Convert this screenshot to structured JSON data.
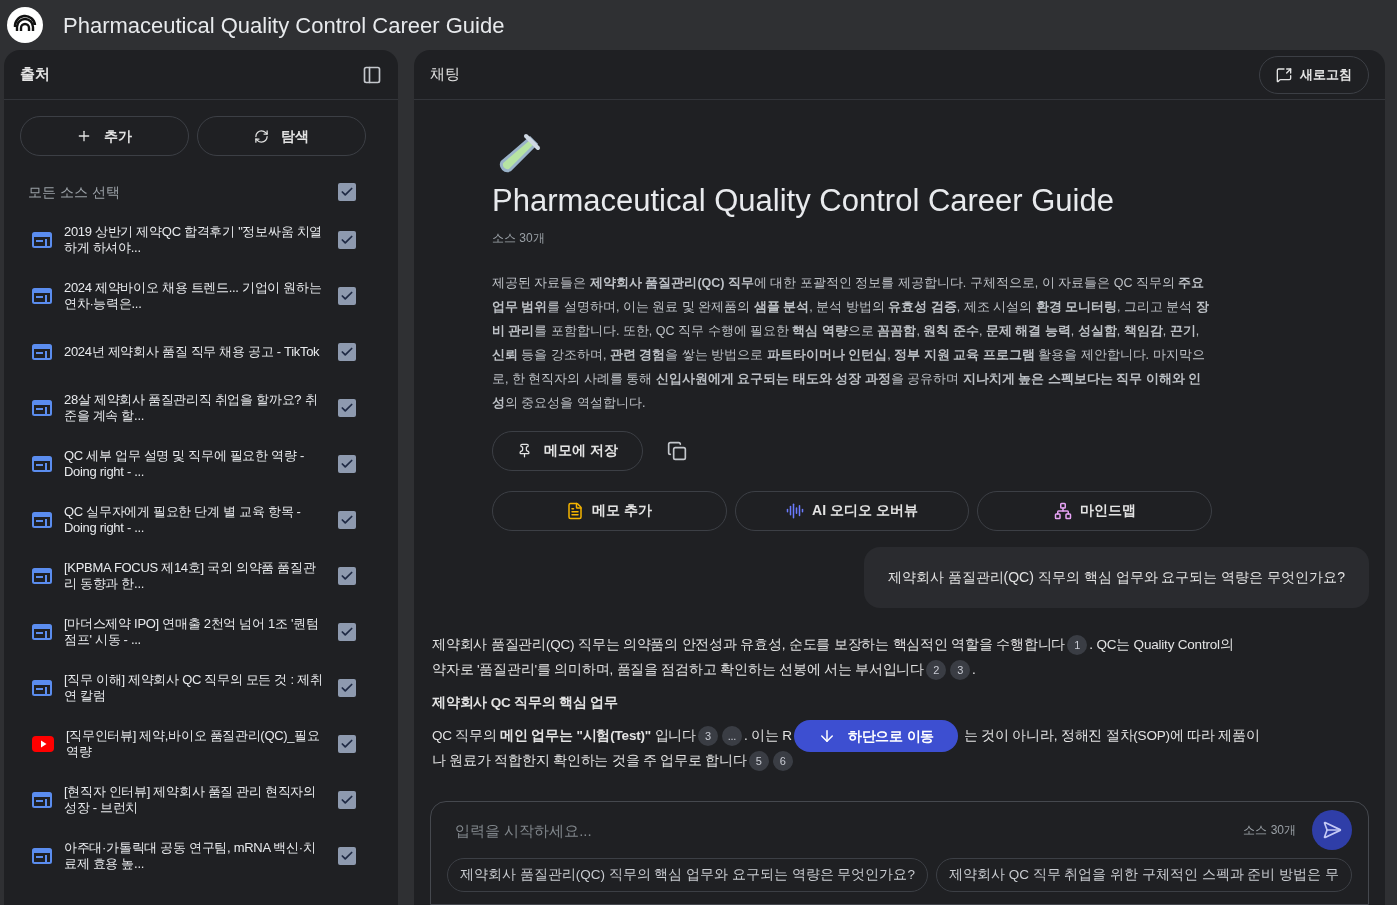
{
  "window": {
    "title": "Pharmaceutical Quality Control Career Guide"
  },
  "sources": {
    "title": "출처",
    "add_button": "추가",
    "explore_button": "탐색",
    "select_all": {
      "label": "모든 소스 선택",
      "checked": true
    },
    "items": [
      {
        "kind": "web",
        "label": "2019 상반기 제약QC 합격후기 \"정보싸움 치열하게 하셔야...",
        "checked": true
      },
      {
        "kind": "web",
        "label": "2024 제약바이오 채용 트렌드... 기업이 원하는 연차·능력은...",
        "checked": true
      },
      {
        "kind": "web",
        "label": "2024년 제약회사 품질 직무 채용 공고 - TikTok",
        "checked": true
      },
      {
        "kind": "web",
        "label": "28살 제약회사 품질관리직 취업을 할까요? 취준을 계속 할...",
        "checked": true
      },
      {
        "kind": "web",
        "label": "QC 세부 업무 설명 및 직무에 필요한 역량 - Doing right - ...",
        "checked": true
      },
      {
        "kind": "web",
        "label": "QC 실무자에게 필요한 단계 별 교육 항목 - Doing right - ...",
        "checked": true
      },
      {
        "kind": "web",
        "label": "[KPBMA FOCUS 제14호] 국외 의약품 품질관리 동향과 한...",
        "checked": true
      },
      {
        "kind": "web",
        "label": "[마더스제약 IPO] 연매출 2천억 넘어 1조 '퀀텀점프' 시동 - ...",
        "checked": true
      },
      {
        "kind": "web",
        "label": "[직무 이해] 제약회사 QC 직무의 모든 것 : 제취연 칼럼",
        "checked": true
      },
      {
        "kind": "youtube",
        "label": "[직무인터뷰] 제약,바이오 품질관리(QC)_필요역량",
        "checked": true
      },
      {
        "kind": "web",
        "label": "[현직자 인터뷰] 제약회사 품질 관리 현직자의 성장 - 브런치",
        "checked": true
      },
      {
        "kind": "web",
        "label": "아주대·가톨릭대 공동 연구팀, mRNA 백신·치료제 효용 높...",
        "checked": true
      }
    ]
  },
  "chat": {
    "title": "채팅",
    "refresh_button": "새로고침",
    "notebook_title": "Pharmaceutical Quality Control Career Guide",
    "source_count": "소스 30개",
    "summary": "제공된 자료들은 **제약회사 품질관리(QC) 직무**에 대한 포괄적인 정보를 제공합니다. 구체적으로, 이 자료들은 QC 직무의 **주요 업무 범위**를 설명하며, 이는 원료 및 완제품의 **샘플 분석**, 분석 방법의 **유효성 검증**, 제조 시설의 **환경 모니터링**, 그리고 분석 **장비 관리**를 포함합니다. 또한, QC 직무 수행에 필요한 **핵심 역량**으로 **꼼꼼함**, **원칙 준수**, **문제 해결 능력**, **성실함**, **책임감**, **끈기**, **신뢰** 등을 강조하며, **관련 경험**을 쌓는 방법으로 **파트타이머나 인턴십**, **정부 지원 교육 프로그램** 활용을 제안합니다. 마지막으로, 한 현직자의 사례를 통해 **신입사원에게 요구되는 태도와 성장 과정**을 공유하며 **지나치게 높은 스펙보다는 직무 이해와 인성**의 중요성을 역설합니다.",
    "save_button": "메모에 저장",
    "actions": [
      {
        "kind": "note",
        "label": "메모 추가"
      },
      {
        "kind": "audio",
        "label": "AI 오디오 오버뷰"
      },
      {
        "kind": "mindmap",
        "label": "마인드맵"
      }
    ],
    "user_message": "제약회사 품질관리(QC) 직무의 핵심 업무와 요구되는 역량은 무엇인가요?",
    "answer": [
      {
        "kind": "para",
        "parts": [
          {
            "kind": "text",
            "text": "제약회사 품질관리(QC) 직무는 의약품의 안전성과 유효성, 순도를 보장하는 핵심적인 역할을 수행합니다"
          },
          {
            "kind": "cite",
            "text": "1"
          },
          {
            "kind": "text",
            "text": ". QC는 Quality Control의"
          },
          {
            "kind": "break"
          },
          {
            "kind": "text",
            "text": "약자로 '품질관리'를 의미하며, 품질을 점검하고 확인하는 선봉에 서는 부서입니다"
          },
          {
            "kind": "cite",
            "text": "2"
          },
          {
            "kind": "cite",
            "text": "3"
          },
          {
            "kind": "text",
            "text": "."
          }
        ]
      },
      {
        "kind": "heading",
        "parts": [
          {
            "kind": "text",
            "text": "제약회사 QC 직무의 핵심 업무"
          }
        ]
      },
      {
        "kind": "para",
        "parts": [
          {
            "kind": "text",
            "text": "QC 직무의 **메인 업무는 \"시험(Test)\"** 입니다"
          },
          {
            "kind": "cite",
            "text": "3"
          },
          {
            "kind": "cite",
            "text": "..."
          },
          {
            "kind": "text",
            "text": ". 이는 R"
          },
          {
            "kind": "gap"
          },
          {
            "kind": "text",
            "text": "는 것이 아니라, 정해진 절차(SOP)에 따라 제품이"
          },
          {
            "kind": "break"
          },
          {
            "kind": "text",
            "text": "나 원료가 적합한지 확인하는 것을 주 업무로 합니다"
          },
          {
            "kind": "cite",
            "text": "5"
          },
          {
            "kind": "cite",
            "text": "6"
          }
        ]
      }
    ],
    "scroll_button": "하단으로 이동",
    "input": {
      "placeholder": "입력을 시작하세요...",
      "source_count": "소스 30개"
    },
    "suggestions": [
      "제약회사 품질관리(QC) 직무의 핵심 업무와 요구되는 역량은 무엇인가요?",
      "제약회사 QC 직무 취업을 위한 구체적인 스펙과 준비 방법은 무"
    ]
  }
}
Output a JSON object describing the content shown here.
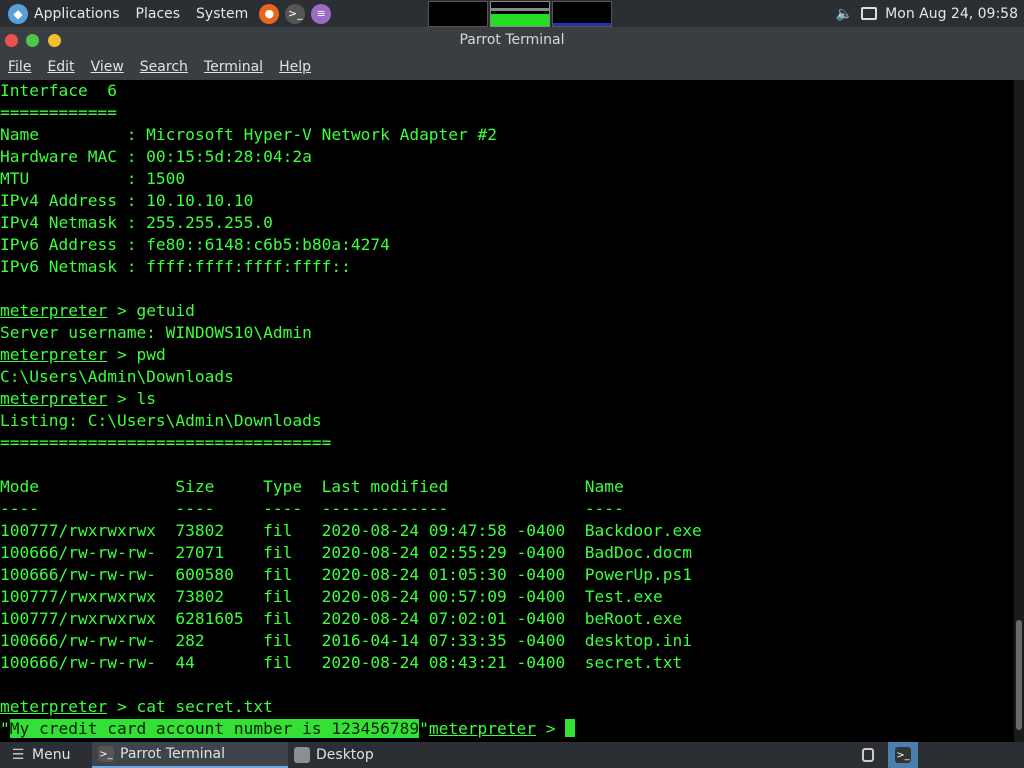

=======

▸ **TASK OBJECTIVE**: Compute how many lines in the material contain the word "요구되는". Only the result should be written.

▸ **TASK RESULT**: 3